General Washington’s defense of New York City was almost more of a symbolic gesture. Much like America’s covert support of Angolan forces fighting the Communists in the 1980s, General Washington wasn’t fighting to secure a strategic victory, but rather to deny the British an easy victory of key terrain in the colonies. With Congress determining that New York City was a focal point in the war which should not be ceded to the British, General Washington did his best with what he had to work with, including extremely limited choices for maneuvering when the British controlled the sea and militiamen who were as likely to desert as they were to fight.

On the British side, General Howe was a capable and competent commander who made use of a bold maneuver at Jamaica Pass and the capture of Kip Bay. However, his tactical decisions were influenced by the great costs his army suffered in capturing Bunker Hill during the Boston campaign. Future decisions are influenced by past decisions in a case of path dependency, and military officers are no exception. When General Howe had the opportunity to crush the Patriot forces in Brooklyn, he instead assumed a siege mentality and had his men dig in around American fortifications. This failure to capitalize on wins at Gowanus led to a loss of momentum which he could have easily exploited. However, General Howe must have known that another Bunker Hill would have resulted in a loss of both military and political capital, a risk which he was unwilling to take.

General Washington, for his part, fought a battle which alternated between defending and retreating. Knowing that he was fighting a losing battle and faced with both soldiers and geography which greatly limited his options, he would have been better suited by waging defense in depth. This would have meant using a series of ruses, ambushes, deceptions, and other surprise attacks to bait the British into pre-planned kill zones prior to the militiamen retreating back to prepared positions from which they could defend. This tactic would be repeated until the British forces were worn down. After slowly grinding down the British, General Washington could then have abandoned New York City entirely.

Describing General Washington’s strategy as defense in depth would be too generous.
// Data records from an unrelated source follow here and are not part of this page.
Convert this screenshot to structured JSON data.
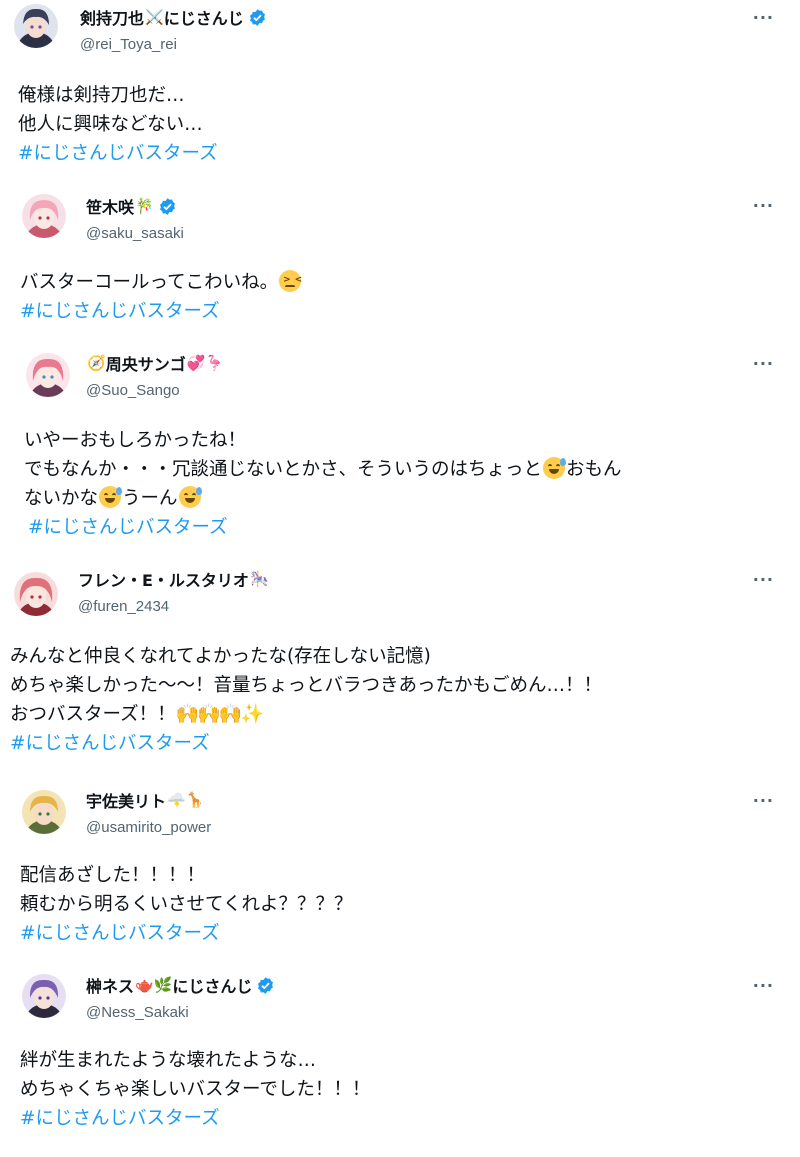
{
  "tweets": [
    {
      "name": "剣持刀也",
      "name_emoji": "⚔️",
      "name_suffix": "にじさんじ",
      "verified": true,
      "handle": "@rei_Toya_rei",
      "more": "···",
      "lines": [
        "俺様は剣持刀也だ…",
        "他人に興味などない…"
      ],
      "hashtag": "#にじさんじバスターズ",
      "avatar_colors": [
        "#3a3f5c",
        "#f2d5c8"
      ]
    },
    {
      "name": "笹木咲",
      "name_emoji": "🎋",
      "name_suffix": "",
      "verified": true,
      "handle": "@saku_sasaki",
      "more": "···",
      "lines": [
        "バスターコールってこわいね。"
      ],
      "line_emoji": "confounded",
      "hashtag": "#にじさんじバスターズ",
      "avatar_colors": [
        "#f3a6b8",
        "#fce4e8"
      ]
    },
    {
      "name_prefix_emoji": "🧭",
      "name": "周央サンゴ",
      "name_emoji": "💞🦩",
      "name_suffix": "",
      "verified": false,
      "handle": "@Suo_Sango",
      "more": "···",
      "lines": [
        "いやーおもしろかったね！",
        "でもなんか・・・冗談通じないとかさ、そういうのはちょっと",
        "おもん",
        "ないかな",
        "うーん"
      ],
      "hashtag": "#にじさんじバスターズ",
      "avatar_colors": [
        "#e8798f",
        "#fde2e6"
      ]
    },
    {
      "name": "フレン・E・ルスタリオ",
      "name_emoji": "🎠",
      "name_suffix": "",
      "verified": false,
      "handle": "@furen_2434",
      "more": "···",
      "lines": [
        "みんなと仲良くなれてよかったな(存在しない記憶)",
        "めちゃ楽しかった〜〜！音量ちょっとバラつきあったかもごめん…！！",
        "おつバスターズ！！"
      ],
      "hashtag": "#にじさんじバスターズ",
      "avatar_colors": [
        "#e0707a",
        "#f9d9d6"
      ]
    },
    {
      "name": "宇佐美リト",
      "name_emoji": "🌩️🦒",
      "name_suffix": "",
      "verified": false,
      "handle": "@usamirito_power",
      "more": "···",
      "lines": [
        "配信あざした！！！！",
        "頼むから明るくいさせてくれよ？？？？"
      ],
      "hashtag": "#にじさんじバスターズ",
      "avatar_colors": [
        "#e5b54a",
        "#6f8b4e"
      ]
    },
    {
      "name": "榊ネス",
      "name_emoji": "🫖🌿",
      "name_suffix": "にじさんじ",
      "verified": true,
      "handle": "@Ness_Sakaki",
      "more": "···",
      "lines": [
        "絆が生まれたような壊れたような…",
        "めちゃくちゃ楽しいバスターでした！！！"
      ],
      "hashtag": "#にじさんじバスターズ",
      "avatar_colors": [
        "#7b5fb0",
        "#e9e0f5"
      ]
    }
  ],
  "colors": {
    "hashtag": "#1d9bf0",
    "verified": "#1d9bf0",
    "handle": "#536471"
  }
}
Although his men fled Gowanus and took refuge in redoubts which had been built before the campaign began, this was not a defense in depth but rather a panicked retreat which happened to include some fortified positions without which, the Americans would have been destroyed with nothing but the East River to their backs. The entire battle for New York City repeats this theme of panicked retreats and desertions. It was only through General Washington’s cunning and deceptive use of tactical withdrawals that losses were not greater than they were.

In the end, Washington’s legacy is not that he enacted a bold strategy which defeated the British, but rather that he was someone who persevered against incredible odds. Despite losing almost every battle he fought, he still somehow managed to win the war.